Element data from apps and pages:
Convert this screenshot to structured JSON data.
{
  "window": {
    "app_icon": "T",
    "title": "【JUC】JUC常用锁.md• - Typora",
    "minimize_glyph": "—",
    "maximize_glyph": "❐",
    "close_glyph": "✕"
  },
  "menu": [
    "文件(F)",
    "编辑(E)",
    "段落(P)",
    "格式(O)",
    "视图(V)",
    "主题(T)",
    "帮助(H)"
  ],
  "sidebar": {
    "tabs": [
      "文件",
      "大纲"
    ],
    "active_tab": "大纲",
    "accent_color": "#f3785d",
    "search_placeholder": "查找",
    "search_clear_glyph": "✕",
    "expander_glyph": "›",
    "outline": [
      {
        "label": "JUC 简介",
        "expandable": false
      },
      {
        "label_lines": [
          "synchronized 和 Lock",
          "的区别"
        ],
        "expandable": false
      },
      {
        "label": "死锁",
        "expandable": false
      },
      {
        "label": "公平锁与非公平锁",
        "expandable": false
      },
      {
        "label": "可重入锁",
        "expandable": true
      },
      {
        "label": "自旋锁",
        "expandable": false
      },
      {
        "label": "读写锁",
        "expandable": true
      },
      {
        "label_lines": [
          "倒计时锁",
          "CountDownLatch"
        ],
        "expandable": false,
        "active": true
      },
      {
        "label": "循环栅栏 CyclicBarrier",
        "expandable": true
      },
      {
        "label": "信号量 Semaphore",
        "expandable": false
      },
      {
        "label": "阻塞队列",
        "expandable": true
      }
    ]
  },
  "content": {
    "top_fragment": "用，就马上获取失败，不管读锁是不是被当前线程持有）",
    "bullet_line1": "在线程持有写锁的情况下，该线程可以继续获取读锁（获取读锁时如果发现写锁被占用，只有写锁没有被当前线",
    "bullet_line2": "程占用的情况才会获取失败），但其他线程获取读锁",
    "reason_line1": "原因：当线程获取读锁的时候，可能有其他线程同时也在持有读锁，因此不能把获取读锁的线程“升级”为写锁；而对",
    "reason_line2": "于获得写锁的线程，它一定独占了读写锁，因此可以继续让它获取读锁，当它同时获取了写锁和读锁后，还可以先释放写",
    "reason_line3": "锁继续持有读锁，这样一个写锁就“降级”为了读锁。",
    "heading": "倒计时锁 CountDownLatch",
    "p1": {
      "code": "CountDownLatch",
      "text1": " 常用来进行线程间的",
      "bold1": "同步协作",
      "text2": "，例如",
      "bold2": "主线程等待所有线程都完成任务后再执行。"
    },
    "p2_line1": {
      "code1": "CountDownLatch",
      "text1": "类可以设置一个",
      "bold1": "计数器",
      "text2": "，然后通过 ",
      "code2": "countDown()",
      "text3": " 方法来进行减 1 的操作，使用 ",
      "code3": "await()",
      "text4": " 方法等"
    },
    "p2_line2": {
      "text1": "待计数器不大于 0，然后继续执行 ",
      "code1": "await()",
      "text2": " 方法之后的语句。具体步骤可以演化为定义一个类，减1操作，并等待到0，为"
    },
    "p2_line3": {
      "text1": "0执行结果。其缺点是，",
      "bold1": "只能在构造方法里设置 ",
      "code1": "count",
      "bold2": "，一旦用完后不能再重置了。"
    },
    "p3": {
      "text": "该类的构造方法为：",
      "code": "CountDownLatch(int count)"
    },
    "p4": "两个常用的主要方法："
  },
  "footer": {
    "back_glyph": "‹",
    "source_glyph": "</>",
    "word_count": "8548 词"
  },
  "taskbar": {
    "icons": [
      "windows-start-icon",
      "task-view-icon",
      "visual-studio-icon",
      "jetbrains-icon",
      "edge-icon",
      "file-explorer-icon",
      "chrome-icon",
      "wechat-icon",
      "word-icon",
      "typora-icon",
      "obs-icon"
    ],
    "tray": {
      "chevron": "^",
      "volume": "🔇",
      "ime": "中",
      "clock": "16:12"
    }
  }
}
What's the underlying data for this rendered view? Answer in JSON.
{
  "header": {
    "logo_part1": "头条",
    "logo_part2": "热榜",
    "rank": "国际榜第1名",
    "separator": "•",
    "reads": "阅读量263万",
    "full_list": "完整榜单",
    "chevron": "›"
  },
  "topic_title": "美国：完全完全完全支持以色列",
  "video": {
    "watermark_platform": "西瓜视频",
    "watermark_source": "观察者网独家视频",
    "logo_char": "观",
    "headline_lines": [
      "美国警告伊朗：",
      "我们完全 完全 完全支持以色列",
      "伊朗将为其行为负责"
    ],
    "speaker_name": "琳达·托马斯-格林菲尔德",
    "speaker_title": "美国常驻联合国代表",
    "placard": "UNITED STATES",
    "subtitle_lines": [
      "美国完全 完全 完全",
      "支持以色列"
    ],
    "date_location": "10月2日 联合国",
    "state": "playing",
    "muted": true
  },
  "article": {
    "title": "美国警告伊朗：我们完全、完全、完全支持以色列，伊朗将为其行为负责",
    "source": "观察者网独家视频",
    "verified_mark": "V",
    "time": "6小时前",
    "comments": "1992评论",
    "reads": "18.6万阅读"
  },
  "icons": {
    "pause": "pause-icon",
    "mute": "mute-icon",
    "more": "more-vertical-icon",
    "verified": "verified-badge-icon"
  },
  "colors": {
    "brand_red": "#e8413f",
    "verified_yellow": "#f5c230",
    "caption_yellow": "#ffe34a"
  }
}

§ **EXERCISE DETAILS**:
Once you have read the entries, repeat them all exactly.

§ **COMPLETED EXERCISE**:
Convert this screenshot to structured JSON data.
{
  "window": {
    "app_icon": "T",
    "title": "【JUC】JUC常用锁.md• - Typora",
    "minimize_glyph": "—",
    "maximize_glyph": "❐",
    "close_glyph": "✕"
  },
  "menu": [
    "文件(F)",
    "编辑(E)",
    "段落(P)",
    "格式(O)",
    "视图(V)",
    "主题(T)",
    "帮助(H)"
  ],
  "sidebar": {
    "tabs": [
      "文件",
      "大纲"
    ],
    "active_tab": "大纲",
    "accent_color": "#f3785d",
    "search_placeholder": "查找",
    "search_clear_glyph": "✕",
    "expander_glyph": "›",
    "outline": [
      {
        "label": "JUC 简介",
        "expandable": false
      },
      {
        "label_lines": [
          "synchronized 和 Lock",
          "的区别"
        ],
        "expandable": false
      },
      {
        "label": "死锁",
        "expandable": false
      },
      {
        "label": "公平锁与非公平锁",
        "expandable": false
      },
      {
        "label": "可重入锁",
        "expandable": true
      },
      {
        "label": "自旋锁",
        "expandable": false
      },
      {
        "label": "读写锁",
        "expandable": true
      },
      {
        "label_lines": [
          "倒计时锁",
          "CountDownLatch"
        ],
        "expandable": false,
        "active": true
      },
      {
        "label": "循环栅栏 CyclicBarrier",
        "expandable": true
      },
      {
        "label": "信号量 Semaphore",
        "expandable": false
      },
      {
        "label": "阻塞队列",
        "expandable": true
      }
    ]
  },
  "content": {
    "top_fragment": "用，就马上获取失败，不管读锁是不是被当前线程持有）",
    "bullet_line1": "在线程持有写锁的情况下，该线程可以继续获取读锁（获取读锁时如果发现写锁被占用，只有写锁没有被当前线",
    "bullet_line2": "程占用的情况才会获取失败），但其他线程获取读锁",
    "reason_line1": "原因：当线程获取读锁的时候，可能有其他线程同时也在持有读锁，因此不能把获取读锁的线程“升级”为写锁；而对",
    "reason_line2": "于获得写锁的线程，它一定独占了读写锁，因此可以继续让它获取读锁，当它同时获取了写锁和读锁后，还可以先释放写",
    "reason_line3": "锁继续持有读锁，这样一个写锁就“降级”为了读锁。",
    "heading": "倒计时锁 CountDownLatch",
    "p1": {
      "code": "CountDownLatch",
      "text1": " 常用来进行线程间的",
      "bold1": "同步协作",
      "text2": "，例如",
      "bold2": "主线程等待所有线程都完成任务后再执行。"
    },
    "p2_line1": {
      "code1": "CountDownLatch",
      "text1": "类可以设置一个",
      "bold1": "计数器",
      "text2": "，然后通过 ",
      "code2": "countDown()",
      "text3": " 方法来进行减 1 的操作，使用 ",
      "code3": "await()",
      "text4": " 方法等"
    },
    "p2_line2": {
      "text1": "待计数器不大于 0，然后继续执行 ",
      "code1": "await()",
      "text2": " 方法之后的语句。具体步骤可以演化为定义一个类，减1操作，并等待到0，为"
    },
    "p2_line3": {
      "text1": "0执行结果。其缺点是，",
      "bold1": "只能在构造方法里设置 ",
      "code1": "count",
      "bold2": "，一旦用完后不能再重置了。"
    },
    "p3": {
      "text": "该类的构造方法为：",
      "code": "CountDownLatch(int count)"
    },
    "p4": "两个常用的主要方法："
  },
  "footer": {
    "back_glyph": "‹",
    "source_glyph": "</>",
    "word_count": "8548 词"
  },
  "taskbar": {
    "icons": [
      "windows-start-icon",
      "task-view-icon",
      "visual-studio-icon",
      "jetbrains-icon",
      "edge-icon",
      "file-explorer-icon",
      "chrome-icon",
      "wechat-icon",
      "word-icon",
      "typora-icon",
      "obs-icon"
    ],
    "tray": {
      "chevron": "^",
      "volume": "🔇",
      "ime": "中",
      "clock": "16:12"
    }
  }
}
What's the underlying data for this rendered view? Answer in JSON.
{
  "header": {
    "logo_part1": "头条",
    "logo_part2": "热榜",
    "rank": "国际榜第1名",
    "separator": "•",
    "reads": "阅读量263万",
    "full_list": "完整榜单",
    "chevron": "›"
  },
  "topic_title": "美国：完全完全完全支持以色列",
  "video": {
    "watermark_platform": "西瓜视频",
    "watermark_source": "观察者网独家视频",
    "logo_char": "观",
    "headline_lines": [
      "美国警告伊朗：",
      "我们完全 完全 完全支持以色列",
      "伊朗将为其行为负责"
    ],
    "speaker_name": "琳达·托马斯-格林菲尔德",
    "speaker_title": "美国常驻联合国代表",
    "placard": "UNITED STATES",
    "subtitle_lines": [
      "美国完全 完全 完全",
      "支持以色列"
    ],
    "date_location": "10月2日 联合国",
    "state": "playing",
    "muted": true
  },
  "article": {
    "title": "美国警告伊朗：我们完全、完全、完全支持以色列，伊朗将为其行为负责",
    "source": "观察者网独家视频",
    "verified_mark": "V",
    "time": "6小时前",
    "comments": "1992评论",
    "reads": "18.6万阅读"
  },
  "icons": {
    "pause": "pause-icon",
    "mute": "mute-icon",
    "more": "more-vertical-icon",
    "verified": "verified-badge-icon"
  },
  "colors": {
    "brand_red": "#e8413f",
    "verified_yellow": "#f5c230",
    "caption_yellow": "#ffe34a"
  }
}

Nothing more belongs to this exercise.